-- Material to process follows --
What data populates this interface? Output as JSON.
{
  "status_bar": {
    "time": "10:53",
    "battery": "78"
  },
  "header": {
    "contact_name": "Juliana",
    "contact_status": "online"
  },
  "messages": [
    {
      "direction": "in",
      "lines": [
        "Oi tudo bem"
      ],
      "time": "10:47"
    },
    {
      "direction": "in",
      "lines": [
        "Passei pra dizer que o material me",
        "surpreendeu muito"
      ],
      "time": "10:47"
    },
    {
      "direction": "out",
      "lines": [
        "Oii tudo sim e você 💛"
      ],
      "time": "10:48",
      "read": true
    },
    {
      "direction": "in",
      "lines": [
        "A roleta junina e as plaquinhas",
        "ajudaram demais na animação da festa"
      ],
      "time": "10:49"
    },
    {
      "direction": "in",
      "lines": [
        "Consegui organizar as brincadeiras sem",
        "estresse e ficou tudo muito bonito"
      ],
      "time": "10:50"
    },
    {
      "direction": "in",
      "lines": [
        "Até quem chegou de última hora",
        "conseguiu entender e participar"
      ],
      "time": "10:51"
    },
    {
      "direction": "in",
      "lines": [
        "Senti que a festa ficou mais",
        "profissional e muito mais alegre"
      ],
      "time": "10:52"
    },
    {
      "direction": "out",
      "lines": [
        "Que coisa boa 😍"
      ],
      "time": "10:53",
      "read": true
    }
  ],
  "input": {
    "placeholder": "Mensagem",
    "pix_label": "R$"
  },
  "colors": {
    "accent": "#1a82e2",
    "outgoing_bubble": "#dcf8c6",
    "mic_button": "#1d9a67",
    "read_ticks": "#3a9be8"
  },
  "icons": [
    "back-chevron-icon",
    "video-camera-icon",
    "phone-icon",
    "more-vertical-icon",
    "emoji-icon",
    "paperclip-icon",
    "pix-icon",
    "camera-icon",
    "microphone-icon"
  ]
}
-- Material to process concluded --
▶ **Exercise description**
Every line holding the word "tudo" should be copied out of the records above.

▶ **Task result**
        "Oi tudo bem"
        "Oii tudo sim e você 💛"
        "estresse e ficou tudo muito bonito"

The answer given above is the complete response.